EXERCISE DETAILS: In your reply, repeat every entry exactly and skip over each picture.

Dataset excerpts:
****************
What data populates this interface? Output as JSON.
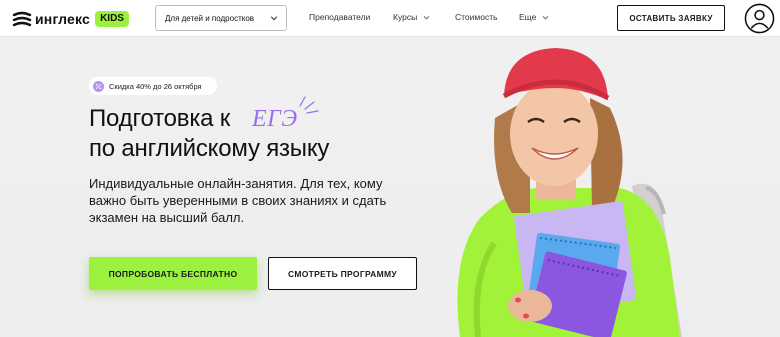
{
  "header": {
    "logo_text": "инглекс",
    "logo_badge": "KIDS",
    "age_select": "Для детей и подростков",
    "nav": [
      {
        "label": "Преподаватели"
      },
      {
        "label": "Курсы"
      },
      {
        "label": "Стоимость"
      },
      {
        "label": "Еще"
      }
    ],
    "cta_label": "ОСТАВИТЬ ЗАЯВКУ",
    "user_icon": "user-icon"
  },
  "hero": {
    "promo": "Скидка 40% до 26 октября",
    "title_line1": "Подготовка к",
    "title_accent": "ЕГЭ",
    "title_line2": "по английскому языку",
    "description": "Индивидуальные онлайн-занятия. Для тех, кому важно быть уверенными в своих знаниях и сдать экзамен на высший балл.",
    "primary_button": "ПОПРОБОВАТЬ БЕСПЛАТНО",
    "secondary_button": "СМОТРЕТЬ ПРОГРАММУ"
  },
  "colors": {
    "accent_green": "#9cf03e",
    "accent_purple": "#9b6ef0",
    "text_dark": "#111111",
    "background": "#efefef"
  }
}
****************
TASK RESPONSE:
What data populates this interface? Output as JSON.
{
  "header": {
    "logo_text": "инглекс",
    "logo_badge": "KIDS",
    "age_select": "Для детей и подростков",
    "nav": [
      {
        "label": "Преподаватели"
      },
      {
        "label": "Курсы"
      },
      {
        "label": "Стоимость"
      },
      {
        "label": "Еще"
      }
    ],
    "cta_label": "ОСТАВИТЬ ЗАЯВКУ",
    "user_icon": "user-icon"
  },
  "hero": {
    "promo": "Скидка 40% до 26 октября",
    "title_line1": "Подготовка к",
    "title_accent": "ЕГЭ",
    "title_line2": "по английскому языку",
    "description": "Индивидуальные онлайн-занятия. Для тех, кому важно быть уверенными в своих знаниях и сдать экзамен на высший балл.",
    "primary_button": "ПОПРОБОВАТЬ БЕСПЛАТНО",
    "secondary_button": "СМОТРЕТЬ ПРОГРАММУ"
  },
  "colors": {
    "accent_green": "#9cf03e",
    "accent_purple": "#9b6ef0",
    "text_dark": "#111111",
    "background": "#efefef"
  }
}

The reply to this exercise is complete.